Anonymous sources in journalism are a problem any way you look at it. Recall that during the Monica Lewinsky scandal, for example, unnamed sources were held up by most major news organizations to peddle malicious fantasies and exaggerations that were rarely checked out before being broadcast to the world. As I noted in What Liberal Media?, 81 percent of the statements made on NBC News, for example, were based on anonymous sources in the early days of the scandal. I remember sitting in an MSNBC studio where the executive in charge instructed the host to go with a story that later turned out to be false because, he said, it was already "out there."
Despite this potential for abuse, if we are to have a free country and free press, anonymous sources require legal protection. Journalists sometimes rely on highly placed sources in government or the corporate world to blow the whistle or uncover wrongdoing—most famously during Watergate, but also in tens of thousands of stories from the local level up to national affairs. These sources must be able to remain anonymous, lest potential retribution prevent them from ever coming forward with the truth about the abuse of power.
Some sort of "shield law" or other judicial rulings that protect the relationship between a reporter and his or her source is in operation in every state but Wyoming. These laws prevent government officials from compelling journalists to reveal their sources. This is a privilege granted to journalists because of the fundamental role they play in ensuring the successful operation of our democracy. As Justice William O. Douglas once wrote, "the press has a preferred position in our constitutional scheme, not to enable it to make money, not to set newsmen apart as a favored class but to bring to fulfillment the public’s right to know." This protection offered to journalists is not unlike the confidentiality privilege already afforded doctors and therapists.
But these rulings only apply to those individual state courts. There are no such protections at the federal level. The Supreme Court has dealt with the issue of journalistic privilege at the federal level before. In the 1972 Branzburg vs. Hayes case, a Kentucky reporter wrote a story about the drug hashish, and agreed to protect the identity of two users he described in his piece. Upon publication, he was subpoenaed to reveal who the hashish users were, and refused. The Supreme Court rejected the premise that a "reporter’s privilege" was protected by the First Amendment.
But Justice Lewis Powell, in a concurring opinion, did elaborate some—he described a qualified privilege for reporters. "The asserted claim to privilege should be judged on its facts by the striking of a proper balance between freedom of the press and the obligation of all citizens to give relevant testimony with respect to criminal conduct.
The balance of these vital constitutional and societal interests on a case-by-case basis accords with the tried and traditional way of adjudicating such questions," he wrote.
Different judges have interpreted these guidelines in varying ways ever since, although in recent years some judges have become discouraged by the looseness of the guidelines—leading, as President of the Society for Professional Journalists Irwin Gratz writes, "to the increased likelihood that prosecutors would subpoena reporters."
Given this uncertainty on the judicial level, the necessity for legal protection for journalists and their sources is common sense.
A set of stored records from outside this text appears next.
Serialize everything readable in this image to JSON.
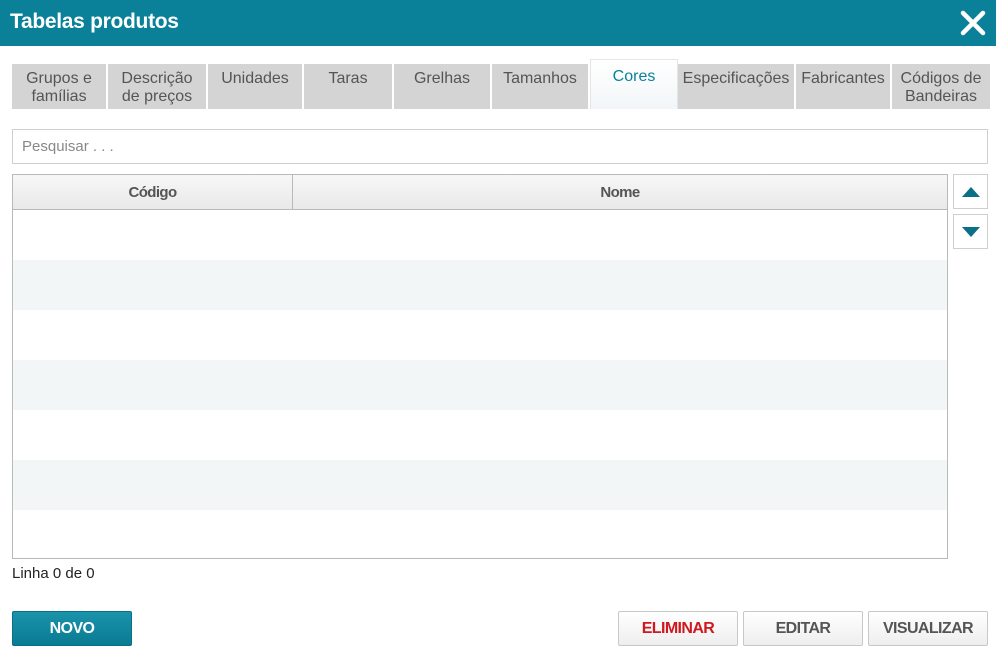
{
  "window": {
    "title": "Tabelas produtos"
  },
  "tabs": [
    {
      "label": "Grupos e\nfamílias"
    },
    {
      "label": "Descrição\nde preços"
    },
    {
      "label": "Unidades"
    },
    {
      "label": "Taras"
    },
    {
      "label": "Grelhas"
    },
    {
      "label": "Tamanhos"
    },
    {
      "label": "Cores",
      "active": true
    },
    {
      "label": "Especificações"
    },
    {
      "label": "Fabricantes"
    },
    {
      "label": "Códigos de\nBandeiras"
    }
  ],
  "search": {
    "placeholder": "Pesquisar . . ."
  },
  "table": {
    "columns": [
      "Código",
      "Nome"
    ],
    "rows": []
  },
  "status": {
    "text": "Linha 0 de 0"
  },
  "buttons": {
    "new": "NOVO",
    "delete": "ELIMINAR",
    "edit": "EDITAR",
    "view": "VISUALIZAR"
  },
  "colors": {
    "header": "#0a8199",
    "active_tab_text": "#0a8199",
    "danger": "#d0181f"
  },
  "icons": {
    "close": "close-icon",
    "scroll_up": "triangle-up-icon",
    "scroll_down": "triangle-down-icon"
  }
}
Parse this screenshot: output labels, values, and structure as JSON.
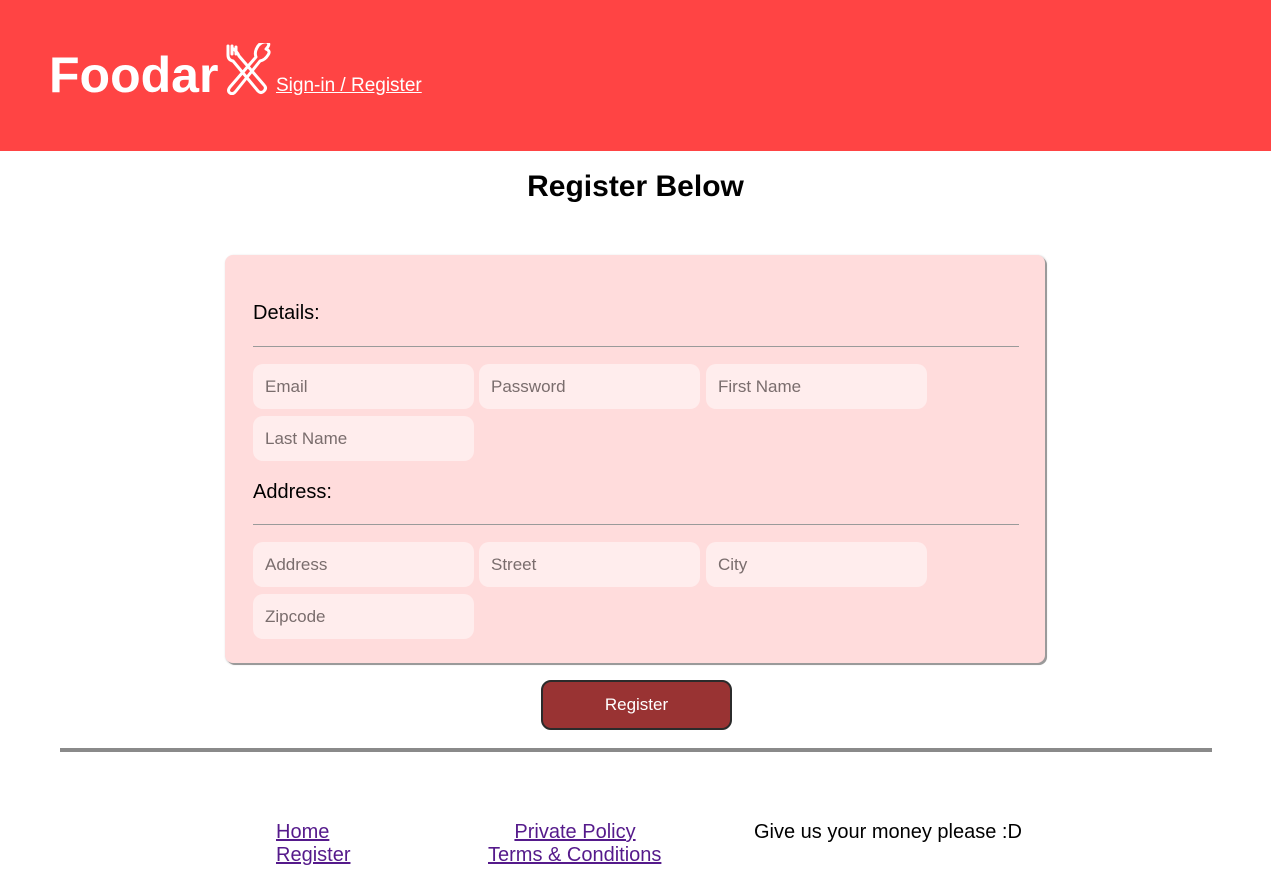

But, of course, constructing such protections is not, as Powell noted, without complications.
First off, where would its limits be? What if a reporter has information that is necessary to prevent an imminent act of violence? What if the reporter witnesses a crime: Other citizens would be compelled to testify—why not the journalist? A federal law would likely codify exactly what exceptions exist in such cases, and give judges much-needed guidelines.
Another complication lies in the difficulty in deciding who, exactly, would be covered by the law. Surely, a reporter for The New York Times would be protected. But what about a freelance reporter? What if his or her income is mostly from another job, but they earn extra money doing reporting? Are they a journalist and under protection of such a law? And what about bloggers?
Many prominent journalists argue for the protection of independent journalists and bloggers, too. Judith Miller, formerly of The New York Times, said recently that "it would be crazy" for bloggers not to be protected by a shield law: "I think it’s pretty clear that the intention of our Founding Fathers was to protect the lonely pamphleteer."
Miller—who spent time in jail herself for failing to reveal sources in the Valerie Plame case—has actually been quite vocal on the issue of a shield law, which is a bit problematic. Or, as Arianna Huffington wrote, "having Judy Miller be the face of such laws is like having Amy Winehouse doing PSAs for the Partnership for a Drug Free America."
(The complications of the Plame scandal need not detain us here, but Miller’s case remains problematic because when her source, Scooter Libby, leaked information to her, that act itself may have been criminal as defined by the Intelligence Identities Protection Act.)
In the end, it’s clear that reporters don’t belong in jail for doing their job. And a society with no protection for whistleblowers is one in which criminals are invited to abuse the rest of us with the functional equivalent of immunity from the scrutiny of a democratic society.
Eric Alterman is a Senior Fellow at the Center for American Progress and a Distinguished Professor of English at Brooklyn College, and a professor of journalism at the CUNY Graduate School of Journalism. His blog, "Altercation," appears at http://www.mediamatters.org/altercation. His seventh book, Why We’re Liberals: A Political Handbook for Post-Bush America was recently published by Viking.
George Zornick is a New York-based writer.